Andrews and Moberly raised some serious and sober concerns, and I suspect that they are correct in asserting that there is little to be gained by continuing to re-analyze the same literature (this being the 12th meta-analysis of essentially the same body of studies, differing primarily in which studies were included for systematic analysis). So while this particular review might raise some issues to be addressed in future trials, I'm not sure I am prepared to throw out the baby with the bathwater, just yet :)

A. Sharma MD, FRCP(C)

asharma's picture

pneumococcal vaccine

Addendum to earlier reply:
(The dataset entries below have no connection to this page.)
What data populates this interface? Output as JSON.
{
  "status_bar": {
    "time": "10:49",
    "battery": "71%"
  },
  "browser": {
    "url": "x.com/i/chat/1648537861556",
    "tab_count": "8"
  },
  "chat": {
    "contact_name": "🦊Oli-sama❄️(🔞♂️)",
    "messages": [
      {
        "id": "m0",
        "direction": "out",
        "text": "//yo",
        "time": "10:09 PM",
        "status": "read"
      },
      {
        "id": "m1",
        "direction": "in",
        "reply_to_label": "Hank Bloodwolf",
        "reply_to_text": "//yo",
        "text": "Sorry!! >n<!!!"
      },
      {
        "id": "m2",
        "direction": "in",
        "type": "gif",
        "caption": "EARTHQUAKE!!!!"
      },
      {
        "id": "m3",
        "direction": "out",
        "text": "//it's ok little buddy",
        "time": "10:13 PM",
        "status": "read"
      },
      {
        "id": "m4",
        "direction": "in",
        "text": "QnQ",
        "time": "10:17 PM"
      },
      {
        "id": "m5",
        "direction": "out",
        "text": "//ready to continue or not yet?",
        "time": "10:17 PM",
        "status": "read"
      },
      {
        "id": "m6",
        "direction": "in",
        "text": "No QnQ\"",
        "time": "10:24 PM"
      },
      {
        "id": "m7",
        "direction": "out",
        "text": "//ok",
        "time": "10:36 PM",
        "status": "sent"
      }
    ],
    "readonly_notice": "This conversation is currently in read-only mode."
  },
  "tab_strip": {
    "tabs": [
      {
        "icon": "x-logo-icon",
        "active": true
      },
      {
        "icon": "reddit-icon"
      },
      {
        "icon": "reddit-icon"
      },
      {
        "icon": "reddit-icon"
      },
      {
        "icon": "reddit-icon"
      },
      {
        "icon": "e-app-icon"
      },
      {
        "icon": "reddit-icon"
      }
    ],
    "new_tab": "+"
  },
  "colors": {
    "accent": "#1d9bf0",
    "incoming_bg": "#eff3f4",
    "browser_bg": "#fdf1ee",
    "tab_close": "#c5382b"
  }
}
In discussing the question posed by kinsley, a couple of other points have been brought to my attention by an ID colleague more knowledgeable than myself. I pass these on as perhaps of interest to the author of the original post.

First, it's easy to dismiss observational studies as at "risk of potential bias", but studies like that of Shapiro et al (reference 54) are very well done. They are of far better quality then some so called "controlled" studies.

Second, current PPV23 recommendations for the elderly recommend only one dose. The reason is the often painful reaction to the repeat dose. But this makes no sense if one looks at how PPV23 works. It has no immunological memory after 3-5 years. In order for PPV23 to continue to work, one has to revaccinate at least every 5 years (there is no booster effect).

Third, herd immunity effect of children vaccinated with PCV7 on invasive pneumococcal infections in the elderly far exceeded that of any PPV23 vaccination campaign i.e. a 37% drop since the introduction of PCV7 in the US;; also referenced in this citation is an extremely well done observational study on the effect of PCV7/herd immunity in children with SCD. But there was an increase in non PCV7 vaccine serotypes, though fortunately many of them are part of the polyvalent PPV23).

Thanks to Tim for these additional comments (he's shy :).

A. Sharma (Montreal)

Creative Commons License | Powered by Drupal | Latest updates via RSS